Published: June 17, 2019 • Last updated: June 17, 2020 at 17:45 pm
Failing a Mortgage Stress Test Doesn’t Have to Mean ‘No’ to a Mortgage
While the mortgage stress test was designed to help ensure Canadians don’t overstep their financial means, there are instances where it makes sense to bypass this process, yet still, keep affordability top of mind.
And, while you won’t necessarily have to adhere to a stress test when renewing a mortgage with your current lender, it still makes sense to weigh your options to ensure you’re matched with the mortgage product and rate that best meets your unique needs. Some lenders will never entertain a unique solution based on a specific borrower request.
Katherine’s Story: Bank Won’t Consider Child Tax Benefits
Case in point is a scenario involving my client, Katherine, who owns a home in Durham Region worth $425,000. Her mother co-signed for the initial mortgage years back. However, for estate planning reasons, mom’s name needed to come off the title, leaving the property solely in Katherine’s name.
Katherine reached out to the bank where she holds her mortgage to set the title change in motion. But what she received in return was a hard NO. With an annual income of $50,000, the bank wouldn’t even consider the thought of Katherine being able to service a $300,000 mortgage on her own, regardless of her story.
If you need non-traditional income sources like child tax benefits to pass the mortgage stress test, consider a mortgage broker instead of an inflexible big bank when applying for a mortgage. #MortgageStressTest Click To Tweet A broker can often get a ‘YES’ when everyone else says ‘NO’.
A single mother of two, Katherine receives no child support. But, she does get child tax benefits totalling $940 per month – $11,280 annually. That provides quite a boost to Katherine’s income when used to qualify the mortgage, bringing a $50,000 salary above $61,000.
But, you see, Katherine’s bank said this still wouldn’t help her approval.
Different Lenders Often Have Different Guidelines
As mortgage brokers, we have access to a wide variety of lenders – including banks, trust companies and credit unions, as well as alternative and private funders – a few of whom WILL consider child tax benefit as part of the income supporting the application.
The mortgage stress test, however, still poses an issue with many lenders.

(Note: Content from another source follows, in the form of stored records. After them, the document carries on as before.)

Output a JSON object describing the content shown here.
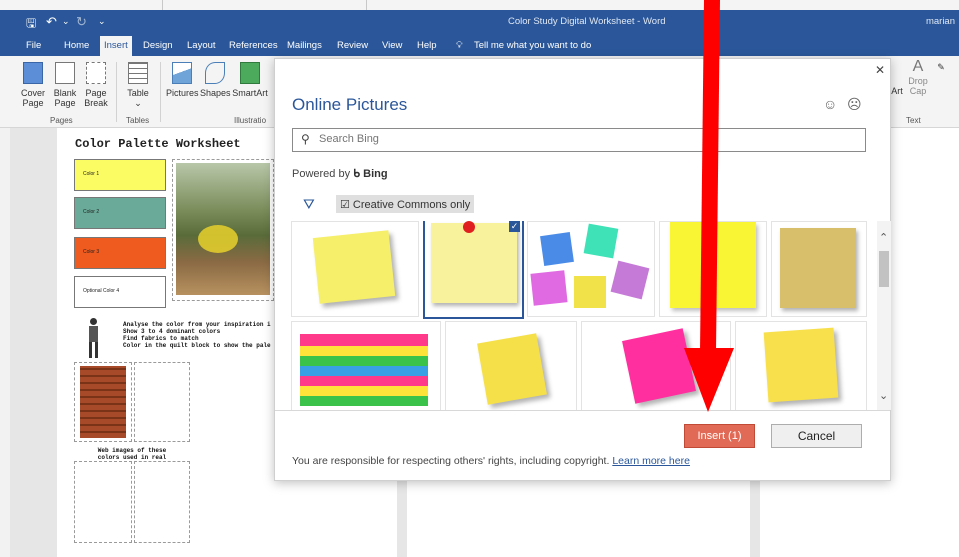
{
  "window": {
    "title": "Color Study Digital Worksheet  -  Word",
    "user": "marian"
  },
  "menu": {
    "tabs": [
      "File",
      "Home",
      "Insert",
      "Design",
      "Layout",
      "References",
      "Mailings",
      "Review",
      "View",
      "Help"
    ],
    "active": "Insert",
    "tell_me": "Tell me what you want to do"
  },
  "ribbon": {
    "cover_page": "Cover\nPage",
    "blank_page": "Blank\nPage",
    "page_break": "Page\nBreak",
    "table": "Table",
    "pictures": "Pictures",
    "shapes": "Shapes",
    "smartart": "SmartArt",
    "group_pages": "Pages",
    "group_tables": "Tables",
    "group_illustrations": "Illustratio",
    "right_art": "Art",
    "drop_cap": "Drop\nCap",
    "group_text": "Text"
  },
  "document": {
    "worksheet_title": "Color Palette Worksheet",
    "swatches": [
      {
        "label": "Color 1",
        "color": "#fbfb63"
      },
      {
        "label": "Color 2",
        "color": "#6aaa98"
      },
      {
        "label": "Color 3",
        "color": "#ef5b1f"
      },
      {
        "label": "Optional Color 4",
        "color": "#ffffff"
      }
    ],
    "instructions": [
      "Analyse the color from your inspiration i",
      "Show 3 to 4 dominant colors",
      "Find fabrics to match",
      "Color in the quilt block to show the pale"
    ],
    "web_images_caption": "Web images of these\ncolors used in real"
  },
  "dialog": {
    "title": "Online Pictures",
    "search_placeholder": "Search Bing",
    "powered_by": "Powered by",
    "bing": "Bing",
    "filter_chip": "Creative Commons only",
    "insert_button": "Insert (1)",
    "cancel_button": "Cancel",
    "footer": "You are responsible for respecting others' rights, including copyright.",
    "learn_more": "Learn more here"
  },
  "colors": {
    "word_blue": "#2b579a",
    "insert_button": "#e06a55",
    "arrow_red": "#ff0000"
  }
}
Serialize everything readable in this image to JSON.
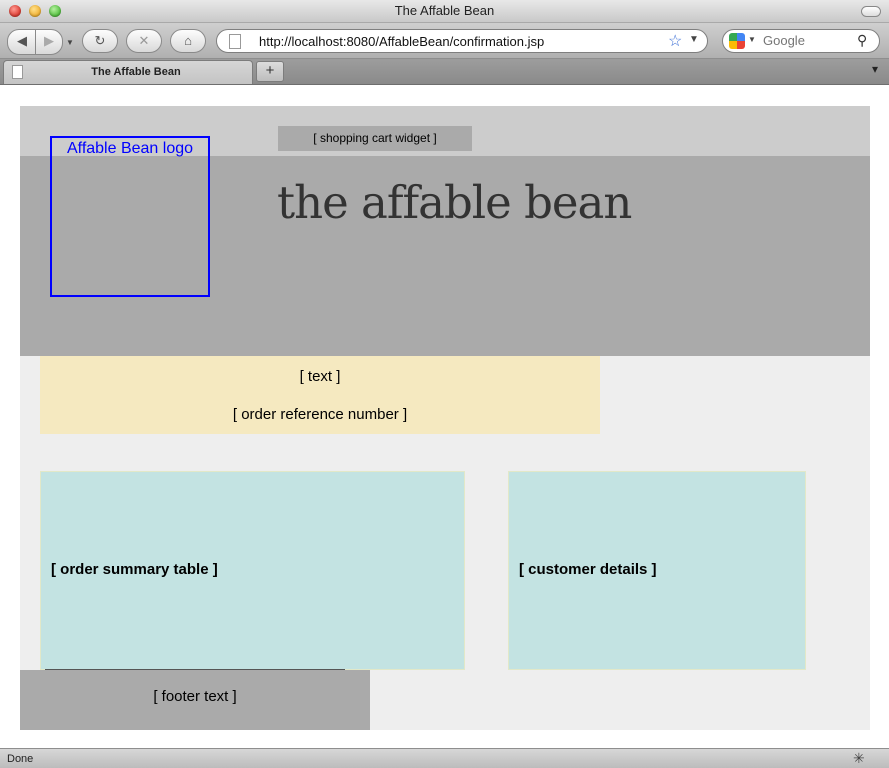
{
  "window": {
    "title": "The Affable Bean"
  },
  "toolbar": {
    "url": "http://localhost:8080/AffableBean/confirmation.jsp",
    "search_placeholder": "Google"
  },
  "tabs": [
    {
      "label": "The Affable Bean"
    }
  ],
  "page": {
    "logo_text": "Affable Bean logo",
    "cart_widget": "[ shopping cart widget ]",
    "site_title": "the affable bean",
    "notice_text": "[ text ]",
    "order_ref": "[ order reference number ]",
    "order_summary": "[ order summary table ]",
    "customer_details": "[ customer details ]",
    "footer_text": "[ footer text ]"
  },
  "status": {
    "text": "Done"
  },
  "icons": {
    "back": "back-arrow-icon",
    "forward": "forward-arrow-icon",
    "reload": "reload-icon",
    "stop": "stop-icon",
    "home": "home-icon",
    "bookmark": "star-icon",
    "search": "magnifier-icon"
  },
  "colors": {
    "header_top": "#cccccc",
    "header_main": "#aaaaaa",
    "main_bg": "#eeeeee",
    "notice_bg": "#f5e9c0",
    "panel_bg": "#c3e3e2",
    "logo_border": "#0000ff"
  }
}
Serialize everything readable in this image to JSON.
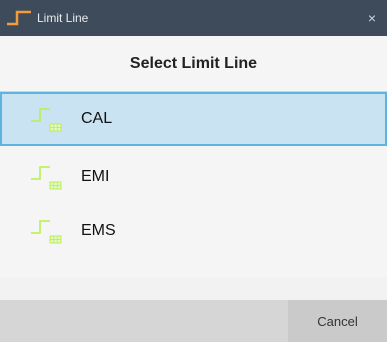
{
  "window": {
    "title": "Limit Line",
    "title_icon": "limit-line-step-icon",
    "close_glyph": "×",
    "close_icon": "close-icon",
    "accent_color": "#f39c3c"
  },
  "dialog": {
    "heading": "Select Limit Line"
  },
  "limit_lines": [
    {
      "label": "CAL",
      "icon": "limit-line-icon",
      "selected": true
    },
    {
      "label": "EMI",
      "icon": "limit-line-icon",
      "selected": false
    },
    {
      "label": "EMS",
      "icon": "limit-line-icon",
      "selected": false
    }
  ],
  "colors": {
    "titlebar": "#3e4b5a",
    "selection_fill": "#c9e3f3",
    "selection_border": "#5eb4de",
    "icon_green": "#b6f24a"
  },
  "footer": {
    "cancel_label": "Cancel"
  }
}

Fast forward to May 2020, and now most lenders ARE accepting child tax benefit as a source of income for mortgage qualification purposes. It might be a coincidence, but it seems to me the timing dovetails with the COVID-19 pandemic crisis, and so many households suffering from a reduction in income.
At AskRoss our job is to stay on top of product offerings from a wide variety of specialty lenders. We knew of a specific alternative lender that would be perfect for Katherine, as a stress test is not required to fund the mortgage.

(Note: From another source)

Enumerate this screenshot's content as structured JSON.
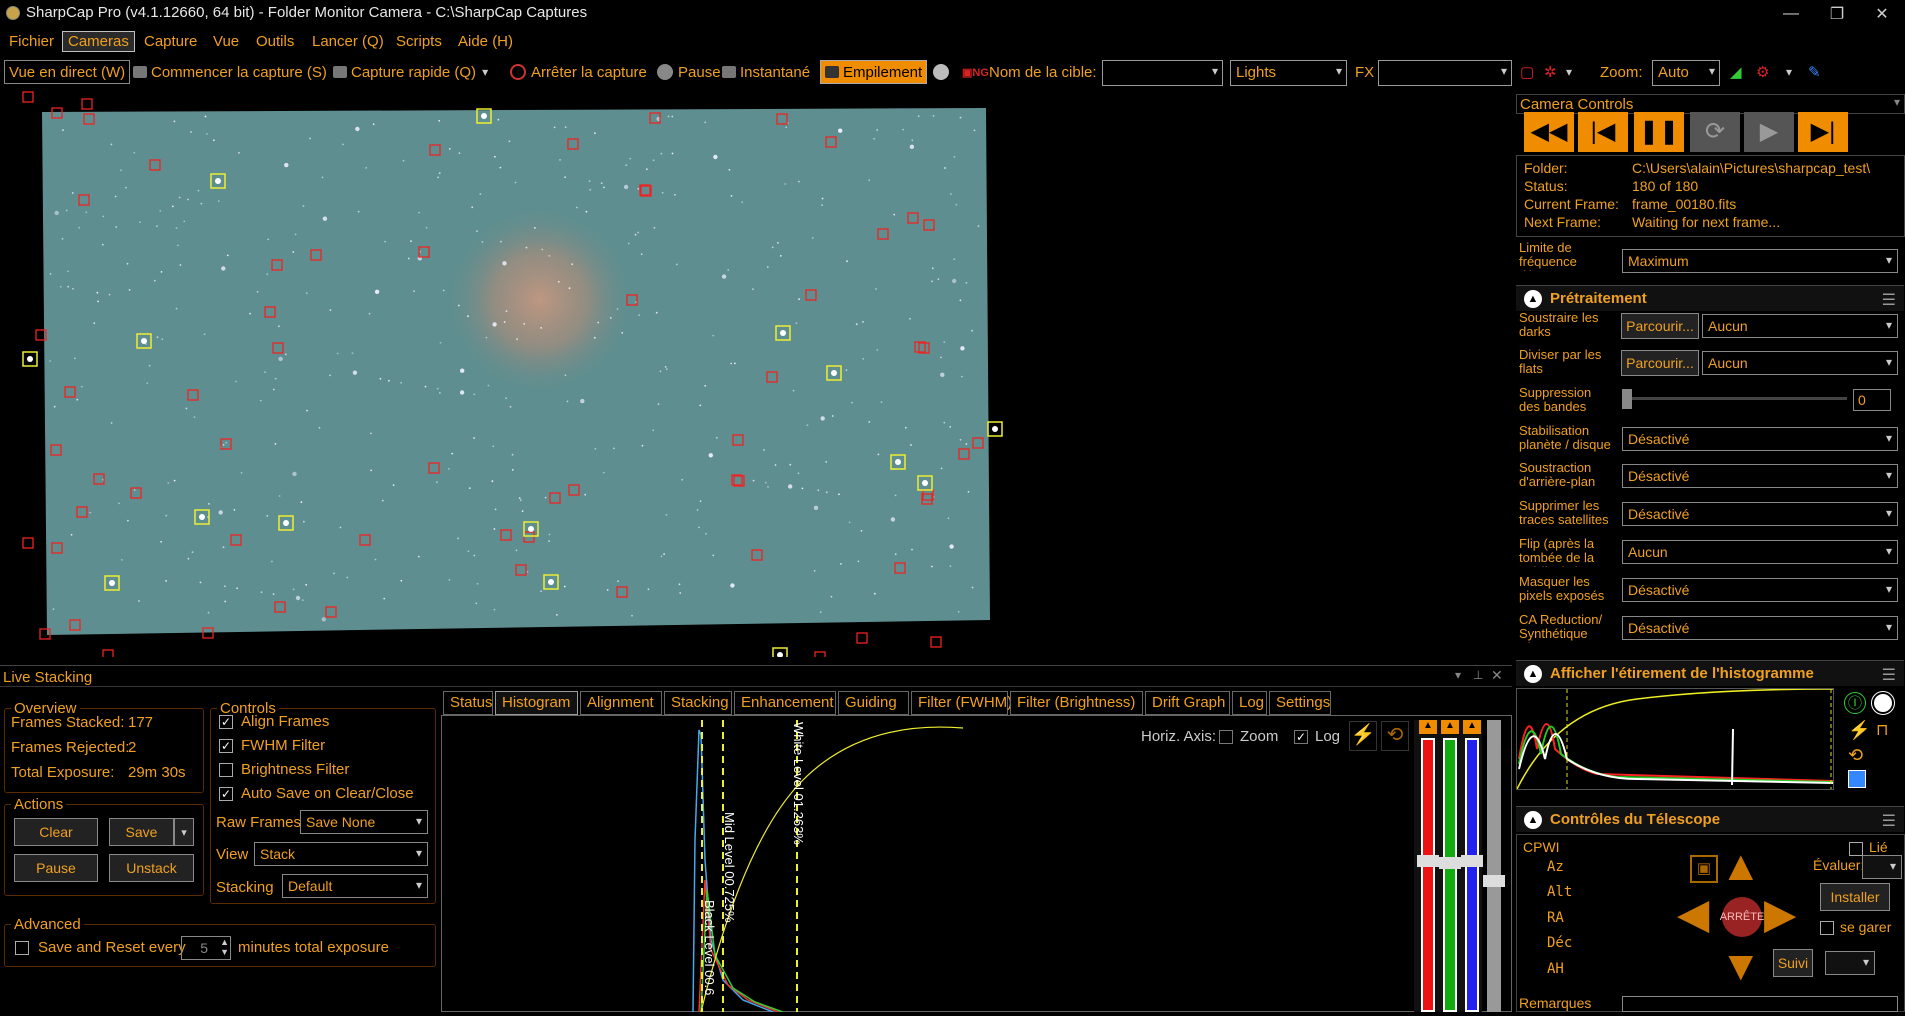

NPX from Merix Financial was the winning lender in this case. Not only do they offer their MAX mortgage product, which qualifies the applicants on the mortgage contract rate, not the “stress rate”, but they also allow the inclusion of child tax benefit income. BINGO!
Katherine was offered a five-year fixed-rate mortgage at 3.74%, with no lender fee, even though NPX is considered an alternative, or “B-lender”.

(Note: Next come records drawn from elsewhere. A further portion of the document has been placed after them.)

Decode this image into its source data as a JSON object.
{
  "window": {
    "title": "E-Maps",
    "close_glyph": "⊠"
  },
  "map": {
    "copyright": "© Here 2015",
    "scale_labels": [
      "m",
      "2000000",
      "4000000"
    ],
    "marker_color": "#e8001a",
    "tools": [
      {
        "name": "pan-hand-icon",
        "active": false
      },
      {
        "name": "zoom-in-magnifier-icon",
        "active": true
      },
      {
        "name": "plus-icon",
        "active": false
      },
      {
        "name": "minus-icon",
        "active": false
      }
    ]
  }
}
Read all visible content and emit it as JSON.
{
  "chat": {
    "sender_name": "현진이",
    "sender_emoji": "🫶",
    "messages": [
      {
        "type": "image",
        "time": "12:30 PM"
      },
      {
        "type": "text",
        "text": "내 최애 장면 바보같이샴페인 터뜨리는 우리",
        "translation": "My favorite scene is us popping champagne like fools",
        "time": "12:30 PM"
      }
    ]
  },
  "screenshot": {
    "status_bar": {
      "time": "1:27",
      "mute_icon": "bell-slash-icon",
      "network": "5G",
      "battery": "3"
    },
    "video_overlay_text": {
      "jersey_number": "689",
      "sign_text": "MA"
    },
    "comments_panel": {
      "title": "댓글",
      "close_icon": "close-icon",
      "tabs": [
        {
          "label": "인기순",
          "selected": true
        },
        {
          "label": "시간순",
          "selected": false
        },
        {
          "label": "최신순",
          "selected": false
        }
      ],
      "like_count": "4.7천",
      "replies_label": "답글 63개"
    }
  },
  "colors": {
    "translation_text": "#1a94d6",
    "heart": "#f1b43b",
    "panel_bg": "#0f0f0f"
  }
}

And, if she wished to pay a one-time 1% lender fee, we could get a reduction in her interest rate to 3.44%.
A decline is not the end of your story
If you’re turned down when looking for a new mortgage or while refinancing or renewing an existing mortgage, you still have options.
If you’re working with a professional who has access to multiple product lines available through a large pool of lenders, there will always be a solution available to fit your needs.
- What Does Mortgage Stress Test Mean?
- What Home Buyers Should Know About the Canadian Mortgage Stress Test
- Mortgage Fails – What Can Go Wrong?
- Can You be Denied a Mortgage Renewal?
- Private Mortgage FAQs For Canada: What Is a Private Mortgage and When Would You Need One
- Alternative Mortgage Lenders Canada: Bad Credit, Private & Second Mortgages